## INSTRUCTIONS FOR THE TASK:
The entries below are to be duplicated exactly, with nothing left out.

## THE RECORDS:
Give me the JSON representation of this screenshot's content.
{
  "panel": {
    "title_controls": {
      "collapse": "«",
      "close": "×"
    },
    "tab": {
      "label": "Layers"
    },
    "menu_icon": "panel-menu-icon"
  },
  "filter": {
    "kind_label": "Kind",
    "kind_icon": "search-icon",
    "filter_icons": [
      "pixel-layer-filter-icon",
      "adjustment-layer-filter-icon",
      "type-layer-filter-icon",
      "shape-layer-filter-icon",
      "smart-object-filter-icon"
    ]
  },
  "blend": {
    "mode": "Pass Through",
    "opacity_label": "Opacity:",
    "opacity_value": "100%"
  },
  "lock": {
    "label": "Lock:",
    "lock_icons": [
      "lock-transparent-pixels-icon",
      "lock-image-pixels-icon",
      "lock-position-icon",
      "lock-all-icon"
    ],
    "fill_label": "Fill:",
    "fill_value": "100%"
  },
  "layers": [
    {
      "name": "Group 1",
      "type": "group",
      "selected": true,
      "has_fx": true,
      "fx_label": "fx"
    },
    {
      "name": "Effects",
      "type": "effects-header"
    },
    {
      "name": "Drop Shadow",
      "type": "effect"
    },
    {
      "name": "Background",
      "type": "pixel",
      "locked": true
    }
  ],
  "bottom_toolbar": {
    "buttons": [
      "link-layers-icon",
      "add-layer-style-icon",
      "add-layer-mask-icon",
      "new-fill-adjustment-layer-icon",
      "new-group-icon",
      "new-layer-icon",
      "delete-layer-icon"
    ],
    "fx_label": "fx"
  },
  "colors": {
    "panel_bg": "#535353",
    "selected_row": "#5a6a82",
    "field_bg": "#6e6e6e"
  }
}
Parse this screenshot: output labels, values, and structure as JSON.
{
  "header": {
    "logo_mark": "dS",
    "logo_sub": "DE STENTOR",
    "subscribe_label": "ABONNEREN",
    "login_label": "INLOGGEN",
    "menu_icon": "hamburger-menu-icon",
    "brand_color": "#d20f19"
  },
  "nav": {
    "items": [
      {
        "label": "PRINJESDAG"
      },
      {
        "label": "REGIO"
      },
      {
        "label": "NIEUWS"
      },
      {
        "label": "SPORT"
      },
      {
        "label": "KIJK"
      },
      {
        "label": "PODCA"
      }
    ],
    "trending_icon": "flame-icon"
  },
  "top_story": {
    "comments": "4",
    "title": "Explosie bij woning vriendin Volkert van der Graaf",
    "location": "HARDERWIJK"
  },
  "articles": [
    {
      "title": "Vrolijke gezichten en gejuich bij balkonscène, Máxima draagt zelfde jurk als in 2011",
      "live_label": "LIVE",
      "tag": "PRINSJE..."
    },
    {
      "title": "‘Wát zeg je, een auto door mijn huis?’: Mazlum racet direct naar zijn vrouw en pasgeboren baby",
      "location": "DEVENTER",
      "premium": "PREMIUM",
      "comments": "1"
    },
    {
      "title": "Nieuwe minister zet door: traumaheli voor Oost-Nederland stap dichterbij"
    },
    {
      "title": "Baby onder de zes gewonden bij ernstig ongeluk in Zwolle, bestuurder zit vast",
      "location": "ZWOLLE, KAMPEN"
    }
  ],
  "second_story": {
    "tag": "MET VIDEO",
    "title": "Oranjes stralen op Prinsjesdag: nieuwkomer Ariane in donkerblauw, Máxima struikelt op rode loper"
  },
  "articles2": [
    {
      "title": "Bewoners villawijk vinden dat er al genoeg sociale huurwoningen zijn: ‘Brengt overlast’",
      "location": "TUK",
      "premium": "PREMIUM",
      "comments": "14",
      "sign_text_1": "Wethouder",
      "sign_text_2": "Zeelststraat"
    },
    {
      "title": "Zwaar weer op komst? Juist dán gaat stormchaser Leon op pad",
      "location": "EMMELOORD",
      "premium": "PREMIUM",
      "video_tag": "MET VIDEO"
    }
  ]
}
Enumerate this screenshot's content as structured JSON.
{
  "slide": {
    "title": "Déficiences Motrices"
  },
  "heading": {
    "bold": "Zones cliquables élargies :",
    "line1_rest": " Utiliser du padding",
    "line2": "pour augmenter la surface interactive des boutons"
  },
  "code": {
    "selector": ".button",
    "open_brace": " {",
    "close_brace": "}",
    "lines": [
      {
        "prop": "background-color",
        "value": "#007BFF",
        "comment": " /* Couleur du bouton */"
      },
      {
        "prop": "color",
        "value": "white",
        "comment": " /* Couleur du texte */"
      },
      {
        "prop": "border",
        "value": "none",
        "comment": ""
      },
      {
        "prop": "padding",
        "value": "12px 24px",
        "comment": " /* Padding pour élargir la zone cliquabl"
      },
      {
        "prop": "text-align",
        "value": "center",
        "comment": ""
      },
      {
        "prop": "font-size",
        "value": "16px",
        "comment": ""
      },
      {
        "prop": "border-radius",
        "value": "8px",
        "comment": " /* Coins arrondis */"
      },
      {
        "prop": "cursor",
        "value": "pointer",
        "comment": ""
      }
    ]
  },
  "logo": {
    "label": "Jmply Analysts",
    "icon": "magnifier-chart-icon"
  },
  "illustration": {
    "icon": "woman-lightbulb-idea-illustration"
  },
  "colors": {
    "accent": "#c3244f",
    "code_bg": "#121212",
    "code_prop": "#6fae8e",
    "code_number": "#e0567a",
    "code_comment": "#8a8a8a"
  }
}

## YOUR SOLUTION:
Give me the JSON representation of this screenshot's content.
{
  "panel": {
    "title_controls": {
      "collapse": "«",
      "close": "×"
    },
    "tab": {
      "label": "Layers"
    },
    "menu_icon": "panel-menu-icon"
  },
  "filter": {
    "kind_label": "Kind",
    "kind_icon": "search-icon",
    "filter_icons": [
      "pixel-layer-filter-icon",
      "adjustment-layer-filter-icon",
      "type-layer-filter-icon",
      "shape-layer-filter-icon",
      "smart-object-filter-icon"
    ]
  },
  "blend": {
    "mode": "Pass Through",
    "opacity_label": "Opacity:",
    "opacity_value": "100%"
  },
  "lock": {
    "label": "Lock:",
    "lock_icons": [
      "lock-transparent-pixels-icon",
      "lock-image-pixels-icon",
      "lock-position-icon",
      "lock-all-icon"
    ],
    "fill_label": "Fill:",
    "fill_value": "100%"
  },
  "layers": [
    {
      "name": "Group 1",
      "type": "group",
      "selected": true,
      "has_fx": true,
      "fx_label": "fx"
    },
    {
      "name": "Effects",
      "type": "effects-header"
    },
    {
      "name": "Drop Shadow",
      "type": "effect"
    },
    {
      "name": "Background",
      "type": "pixel",
      "locked": true
    }
  ],
  "bottom_toolbar": {
    "buttons": [
      "link-layers-icon",
      "add-layer-style-icon",
      "add-layer-mask-icon",
      "new-fill-adjustment-layer-icon",
      "new-group-icon",
      "new-layer-icon",
      "delete-layer-icon"
    ],
    "fx_label": "fx"
  },
  "colors": {
    "panel_bg": "#535353",
    "selected_row": "#5a6a82",
    "field_bg": "#6e6e6e"
  }
}
Parse this screenshot: output labels, values, and structure as JSON.
{
  "header": {
    "logo_mark": "dS",
    "logo_sub": "DE STENTOR",
    "subscribe_label": "ABONNEREN",
    "login_label": "INLOGGEN",
    "menu_icon": "hamburger-menu-icon",
    "brand_color": "#d20f19"
  },
  "nav": {
    "items": [
      {
        "label": "PRINJESDAG"
      },
      {
        "label": "REGIO"
      },
      {
        "label": "NIEUWS"
      },
      {
        "label": "SPORT"
      },
      {
        "label": "KIJK"
      },
      {
        "label": "PODCA"
      }
    ],
    "trending_icon": "flame-icon"
  },
  "top_story": {
    "comments": "4",
    "title": "Explosie bij woning vriendin Volkert van der Graaf",
    "location": "HARDERWIJK"
  },
  "articles": [
    {
      "title": "Vrolijke gezichten en gejuich bij balkonscène, Máxima draagt zelfde jurk als in 2011",
      "live_label": "LIVE",
      "tag": "PRINSJE..."
    },
    {
      "title": "‘Wát zeg je, een auto door mijn huis?’: Mazlum racet direct naar zijn vrouw en pasgeboren baby",
      "location": "DEVENTER",
      "premium": "PREMIUM",
      "comments": "1"
    },
    {
      "title": "Nieuwe minister zet door: traumaheli voor Oost-Nederland stap dichterbij"
    },
    {
      "title": "Baby onder de zes gewonden bij ernstig ongeluk in Zwolle, bestuurder zit vast",
      "location": "ZWOLLE, KAMPEN"
    }
  ],
  "second_story": {
    "tag": "MET VIDEO",
    "title": "Oranjes stralen op Prinsjesdag: nieuwkomer Ariane in donkerblauw, Máxima struikelt op rode loper"
  },
  "articles2": [
    {
      "title": "Bewoners villawijk vinden dat er al genoeg sociale huurwoningen zijn: ‘Brengt overlast’",
      "location": "TUK",
      "premium": "PREMIUM",
      "comments": "14",
      "sign_text_1": "Wethouder",
      "sign_text_2": "Zeelststraat"
    },
    {
      "title": "Zwaar weer op komst? Juist dán gaat stormchaser Leon op pad",
      "location": "EMMELOORD",
      "premium": "PREMIUM",
      "video_tag": "MET VIDEO"
    }
  ]
}
Enumerate this screenshot's content as structured JSON.
{
  "slide": {
    "title": "Déficiences Motrices"
  },
  "heading": {
    "bold": "Zones cliquables élargies :",
    "line1_rest": " Utiliser du padding",
    "line2": "pour augmenter la surface interactive des boutons"
  },
  "code": {
    "selector": ".button",
    "open_brace": " {",
    "close_brace": "}",
    "lines": [
      {
        "prop": "background-color",
        "value": "#007BFF",
        "comment": " /* Couleur du bouton */"
      },
      {
        "prop": "color",
        "value": "white",
        "comment": " /* Couleur du texte */"
      },
      {
        "prop": "border",
        "value": "none",
        "comment": ""
      },
      {
        "prop": "padding",
        "value": "12px 24px",
        "comment": " /* Padding pour élargir la zone cliquabl"
      },
      {
        "prop": "text-align",
        "value": "center",
        "comment": ""
      },
      {
        "prop": "font-size",
        "value": "16px",
        "comment": ""
      },
      {
        "prop": "border-radius",
        "value": "8px",
        "comment": " /* Coins arrondis */"
      },
      {
        "prop": "cursor",
        "value": "pointer",
        "comment": ""
      }
    ]
  },
  "logo": {
    "label": "Jmply Analysts",
    "icon": "magnifier-chart-icon"
  },
  "illustration": {
    "icon": "woman-lightbulb-idea-illustration"
  },
  "colors": {
    "accent": "#c3244f",
    "code_bg": "#121212",
    "code_prop": "#6fae8e",
    "code_number": "#e0567a",
    "code_comment": "#8a8a8a"
  }
}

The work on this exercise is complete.